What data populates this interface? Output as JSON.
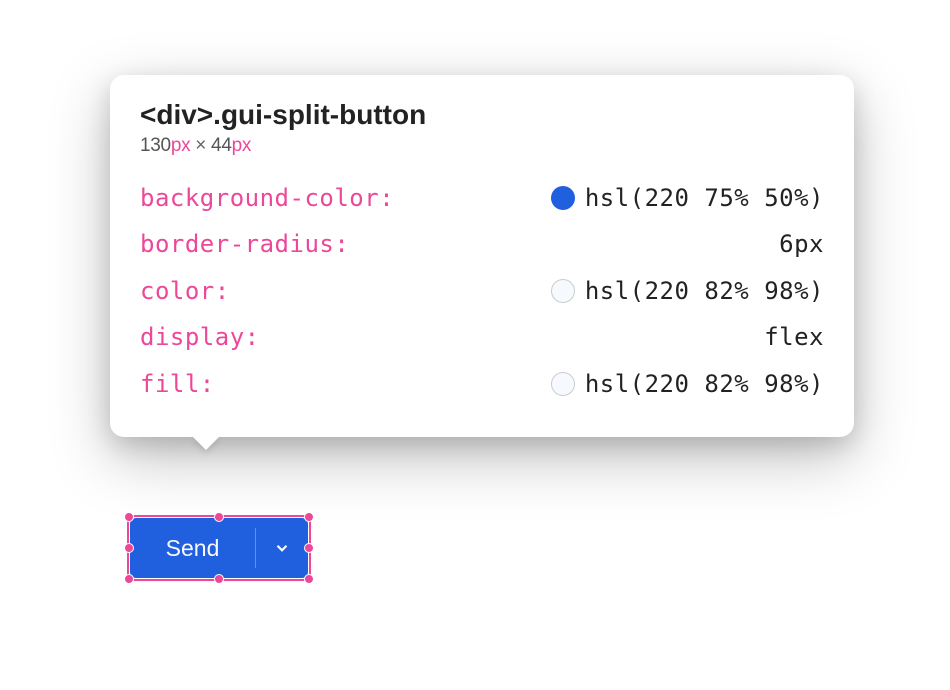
{
  "tooltip": {
    "selector": "<div>.gui-split-button",
    "dimensions": {
      "width": "130",
      "width_unit": "px",
      "times": " × ",
      "height": "44",
      "height_unit": "px"
    },
    "properties": [
      {
        "name": "background-color:",
        "value": "hsl(220 75% 50%)",
        "swatch": "filled"
      },
      {
        "name": "border-radius:",
        "value": "6px",
        "swatch": null
      },
      {
        "name": "color:",
        "value": "hsl(220 82% 98%)",
        "swatch": "light"
      },
      {
        "name": "display:",
        "value": "flex",
        "swatch": null
      },
      {
        "name": "fill:",
        "value": "hsl(220 82% 98%)",
        "swatch": "light"
      }
    ]
  },
  "button": {
    "label": "Send"
  }
}
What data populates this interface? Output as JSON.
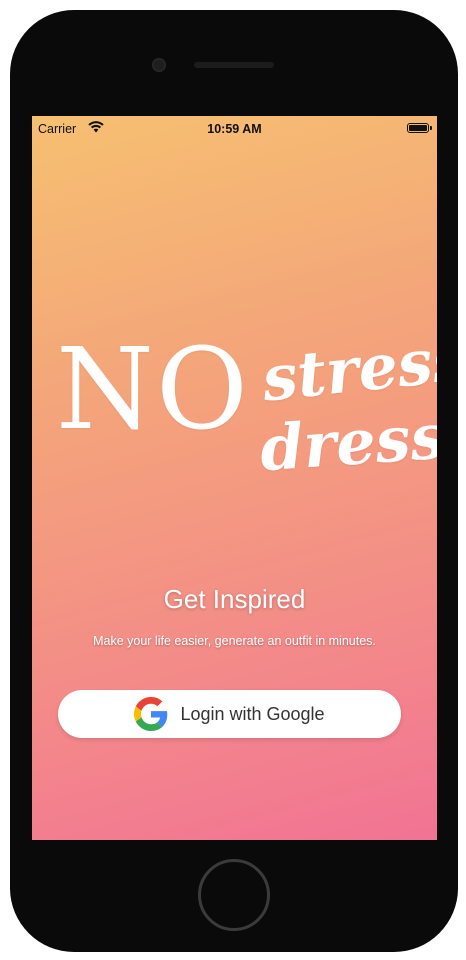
{
  "status_bar": {
    "carrier": "Carrier",
    "time": "10:59 AM",
    "wifi_icon": "wifi-icon",
    "battery_icon": "battery-icon"
  },
  "logo": {
    "no": "NO",
    "stress": "stress",
    "dress": "dress"
  },
  "hero": {
    "headline": "Get Inspired",
    "subline": "Make your life easier, generate an outfit in minutes."
  },
  "login": {
    "label": "Login with Google",
    "icon": "google-icon"
  },
  "colors": {
    "gradient_top": "#f6c071",
    "gradient_bottom": "#f27394",
    "button_bg": "#ffffff",
    "text": "#ffffff"
  }
}
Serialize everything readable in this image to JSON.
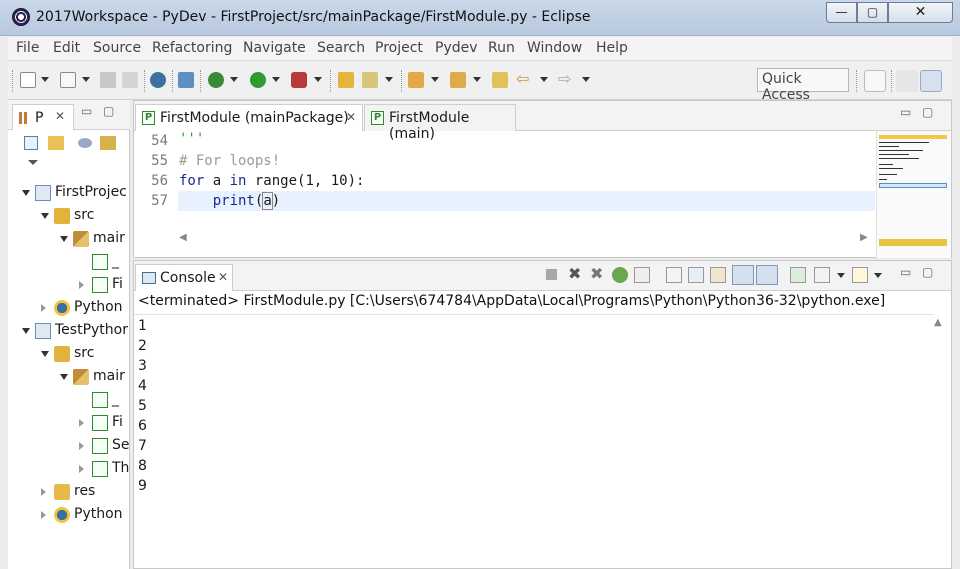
{
  "window": {
    "title": "2017Workspace - PyDev - FirstProject/src/mainPackage/FirstModule.py - Eclipse",
    "minimize": "—",
    "maximize": "▢",
    "close": "✕"
  },
  "menu": [
    "File",
    "Edit",
    "Source",
    "Refactoring",
    "Navigate",
    "Search",
    "Project",
    "Pydev",
    "Run",
    "Window",
    "Help"
  ],
  "toolbar": {
    "quick_access": "Quick Access"
  },
  "explorer": {
    "tab_label": "P",
    "tree": [
      {
        "label": "FirstProjec",
        "depth": 0,
        "state": "open",
        "icon": "project-icon"
      },
      {
        "label": "src",
        "depth": 1,
        "state": "open",
        "icon": "source-folder-icon"
      },
      {
        "label": "mair",
        "depth": 2,
        "state": "open",
        "icon": "package-icon"
      },
      {
        "label": "_",
        "depth": 3,
        "state": "none",
        "icon": "python-file-icon"
      },
      {
        "label": "Fi",
        "depth": 3,
        "state": "closed",
        "icon": "python-file-icon"
      },
      {
        "label": "Python",
        "depth": 1,
        "state": "closed",
        "icon": "python-interpreter-icon"
      },
      {
        "label": "TestPythor",
        "depth": 0,
        "state": "open",
        "icon": "project-icon"
      },
      {
        "label": "src",
        "depth": 1,
        "state": "open",
        "icon": "source-folder-icon"
      },
      {
        "label": "mair",
        "depth": 2,
        "state": "open",
        "icon": "package-icon"
      },
      {
        "label": "_",
        "depth": 3,
        "state": "none",
        "icon": "python-file-icon"
      },
      {
        "label": "Fi",
        "depth": 3,
        "state": "closed",
        "icon": "python-file-icon"
      },
      {
        "label": "Se",
        "depth": 3,
        "state": "closed",
        "icon": "python-file-icon"
      },
      {
        "label": "Th",
        "depth": 3,
        "state": "closed",
        "icon": "python-file-icon"
      },
      {
        "label": "res",
        "depth": 1,
        "state": "closed",
        "icon": "folder-icon"
      },
      {
        "label": "Python",
        "depth": 1,
        "state": "closed",
        "icon": "python-interpreter-icon"
      }
    ]
  },
  "editor": {
    "tabs": [
      {
        "label": "FirstModule (mainPackage)",
        "active": true
      },
      {
        "label": "FirstModule (main)",
        "active": false
      }
    ],
    "lines": [
      {
        "num": "54",
        "code": "'''"
      },
      {
        "num": "55",
        "code": "# For loops!"
      },
      {
        "num": "56",
        "code": "for a in range(1, 10):"
      },
      {
        "num": "57",
        "code": "    print(a)"
      }
    ]
  },
  "console": {
    "tab_label": "Console",
    "status": "<terminated> FirstModule.py [C:\\Users\\674784\\AppData\\Local\\Programs\\Python\\Python36-32\\python.exe]",
    "output": [
      "1",
      "2",
      "3",
      "4",
      "5",
      "6",
      "7",
      "8",
      "9"
    ]
  },
  "colors": {
    "keyword": "#7f0055",
    "comment": "#9a9a9a",
    "number": "#000000",
    "builtin": "#3f3fbf",
    "highlight_row": "#e8f2fe"
  }
}
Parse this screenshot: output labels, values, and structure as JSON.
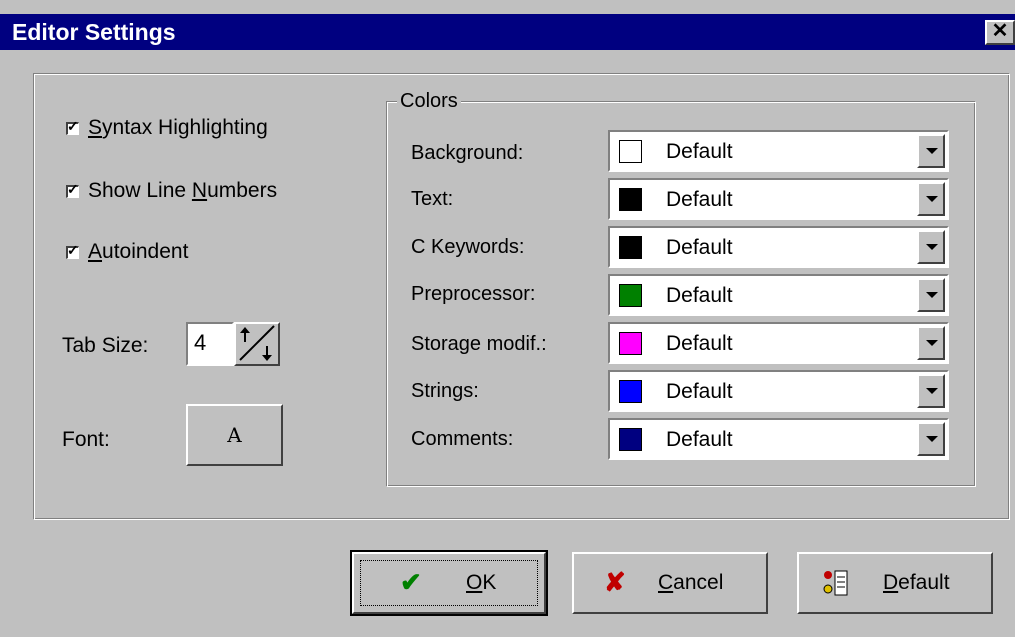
{
  "window": {
    "title": "Editor Settings",
    "close_glyph": "✕"
  },
  "options": {
    "syntax_highlighting": {
      "pre": "",
      "key": "S",
      "post": "yntax Highlighting",
      "checked": true
    },
    "show_line_numbers": {
      "pre": "Show Line ",
      "key": "N",
      "post": "umbers",
      "checked": true
    },
    "autoindent": {
      "pre": "",
      "key": "A",
      "post": "utoindent",
      "checked": true
    },
    "tab_size_label": "Tab Size:",
    "tab_size_value": "4",
    "font_label": "Font:",
    "font_button_label": "A"
  },
  "colors": {
    "group_label": "Colors",
    "rows": [
      {
        "label": "Background:",
        "value": "Default",
        "swatch": "#ffffff"
      },
      {
        "label": "Text:",
        "value": "Default",
        "swatch": "#000000"
      },
      {
        "label": "C Keywords:",
        "value": "Default",
        "swatch": "#000000"
      },
      {
        "label": "Preprocessor:",
        "value": "Default",
        "swatch": "#008000"
      },
      {
        "label": "Storage modif.:",
        "value": "Default",
        "swatch": "#ff00ff"
      },
      {
        "label": "Strings:",
        "value": "Default",
        "swatch": "#0000ff"
      },
      {
        "label": "Comments:",
        "value": "Default",
        "swatch": "#000080"
      }
    ]
  },
  "buttons": {
    "ok": {
      "key": "O",
      "post": "K",
      "icon": "checkmark-icon",
      "icon_color": "#008000"
    },
    "cancel": {
      "key": "C",
      "post": "ancel",
      "icon": "x-icon",
      "icon_color": "#c00000"
    },
    "default": {
      "key": "D",
      "post": "efault",
      "icon": "default-icon"
    }
  }
}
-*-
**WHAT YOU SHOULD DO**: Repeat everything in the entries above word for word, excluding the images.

**RESPONSE TO THIS EXERCISE**:
What data populates this interface? Output as JSON.
{
  "tooltip": {
    "selector": "<div>.gui-split-button",
    "dimensions": {
      "width": "130",
      "width_unit": "px",
      "times": " × ",
      "height": "44",
      "height_unit": "px"
    },
    "properties": [
      {
        "name": "background-color:",
        "value": "hsl(220 75% 50%)",
        "swatch": "filled"
      },
      {
        "name": "border-radius:",
        "value": "6px",
        "swatch": null
      },
      {
        "name": "color:",
        "value": "hsl(220 82% 98%)",
        "swatch": "light"
      },
      {
        "name": "display:",
        "value": "flex",
        "swatch": null
      },
      {
        "name": "fill:",
        "value": "hsl(220 82% 98%)",
        "swatch": "light"
      }
    ]
  },
  "button": {
    "label": "Send"
  }
}
What data populates this interface? Output as JSON.
{
  "status_bar": {
    "carrier": "Carrier",
    "time": "10:59 AM",
    "wifi_icon": "wifi-icon",
    "battery_icon": "battery-icon"
  },
  "logo": {
    "no": "NO",
    "stress": "stress",
    "dress": "dress"
  },
  "hero": {
    "headline": "Get Inspired",
    "subline": "Make your life easier, generate an outfit in minutes."
  },
  "login": {
    "label": "Login with Google",
    "icon": "google-icon"
  },
  "colors": {
    "gradient_top": "#f6c071",
    "gradient_bottom": "#f27394",
    "button_bg": "#ffffff",
    "text": "#ffffff"
  }
}
Serialize everything readable in this image to JSON.
{
  "window": {
    "title": "2017Workspace - PyDev - FirstProject/src/mainPackage/FirstModule.py - Eclipse",
    "minimize": "—",
    "maximize": "▢",
    "close": "✕"
  },
  "menu": [
    "File",
    "Edit",
    "Source",
    "Refactoring",
    "Navigate",
    "Search",
    "Project",
    "Pydev",
    "Run",
    "Window",
    "Help"
  ],
  "toolbar": {
    "quick_access": "Quick Access"
  },
  "explorer": {
    "tab_label": "P",
    "tree": [
      {
        "label": "FirstProjec",
        "depth": 0,
        "state": "open",
        "icon": "project-icon"
      },
      {
        "label": "src",
        "depth": 1,
        "state": "open",
        "icon": "source-folder-icon"
      },
      {
        "label": "mair",
        "depth": 2,
        "state": "open",
        "icon": "package-icon"
      },
      {
        "label": "_",
        "depth": 3,
        "state": "none",
        "icon": "python-file-icon"
      },
      {
        "label": "Fi",
        "depth": 3,
        "state": "closed",
        "icon": "python-file-icon"
      },
      {
        "label": "Python",
        "depth": 1,
        "state": "closed",
        "icon": "python-interpreter-icon"
      },
      {
        "label": "TestPythor",
        "depth": 0,
        "state": "open",
        "icon": "project-icon"
      },
      {
        "label": "src",
        "depth": 1,
        "state": "open",
        "icon": "source-folder-icon"
      },
      {
        "label": "mair",
        "depth": 2,
        "state": "open",
        "icon": "package-icon"
      },
      {
        "label": "_",
        "depth": 3,
        "state": "none",
        "icon": "python-file-icon"
      },
      {
        "label": "Fi",
        "depth": 3,
        "state": "closed",
        "icon": "python-file-icon"
      },
      {
        "label": "Se",
        "depth": 3,
        "state": "closed",
        "icon": "python-file-icon"
      },
      {
        "label": "Th",
        "depth": 3,
        "state": "closed",
        "icon": "python-file-icon"
      },
      {
        "label": "res",
        "depth": 1,
        "state": "closed",
        "icon": "folder-icon"
      },
      {
        "label": "Python",
        "depth": 1,
        "state": "closed",
        "icon": "python-interpreter-icon"
      }
    ]
  },
  "editor": {
    "tabs": [
      {
        "label": "FirstModule (mainPackage)",
        "active": true
      },
      {
        "label": "FirstModule (main)",
        "active": false
      }
    ],
    "lines": [
      {
        "num": "54",
        "code": "'''"
      },
      {
        "num": "55",
        "code": "# For loops!"
      },
      {
        "num": "56",
        "code": "for a in range(1, 10):"
      },
      {
        "num": "57",
        "code": "    print(a)"
      }
    ]
  },
  "console": {
    "tab_label": "Console",
    "status": "<terminated> FirstModule.py [C:\\Users\\674784\\AppData\\Local\\Programs\\Python\\Python36-32\\python.exe]",
    "output": [
      "1",
      "2",
      "3",
      "4",
      "5",
      "6",
      "7",
      "8",
      "9"
    ]
  },
  "colors": {
    "keyword": "#7f0055",
    "comment": "#9a9a9a",
    "number": "#000000",
    "builtin": "#3f3fbf",
    "highlight_row": "#e8f2fe"
  }
}
Parse this screenshot: output labels, values, and structure as JSON.
{
  "window": {
    "title": "Editor Settings",
    "close_glyph": "✕"
  },
  "options": {
    "syntax_highlighting": {
      "pre": "",
      "key": "S",
      "post": "yntax Highlighting",
      "checked": true
    },
    "show_line_numbers": {
      "pre": "Show Line ",
      "key": "N",
      "post": "umbers",
      "checked": true
    },
    "autoindent": {
      "pre": "",
      "key": "A",
      "post": "utoindent",
      "checked": true
    },
    "tab_size_label": "Tab Size:",
    "tab_size_value": "4",
    "font_label": "Font:",
    "font_button_label": "A"
  },
  "colors": {
    "group_label": "Colors",
    "rows": [
      {
        "label": "Background:",
        "value": "Default",
        "swatch": "#ffffff"
      },
      {
        "label": "Text:",
        "value": "Default",
        "swatch": "#000000"
      },
      {
        "label": "C Keywords:",
        "value": "Default",
        "swatch": "#000000"
      },
      {
        "label": "Preprocessor:",
        "value": "Default",
        "swatch": "#008000"
      },
      {
        "label": "Storage modif.:",
        "value": "Default",
        "swatch": "#ff00ff"
      },
      {
        "label": "Strings:",
        "value": "Default",
        "swatch": "#0000ff"
      },
      {
        "label": "Comments:",
        "value": "Default",
        "swatch": "#000080"
      }
    ]
  },
  "buttons": {
    "ok": {
      "key": "O",
      "post": "K",
      "icon": "checkmark-icon",
      "icon_color": "#008000"
    },
    "cancel": {
      "key": "C",
      "post": "ancel",
      "icon": "x-icon",
      "icon_color": "#c00000"
    },
    "default": {
      "key": "D",
      "post": "efault",
      "icon": "default-icon"
    }
  }
}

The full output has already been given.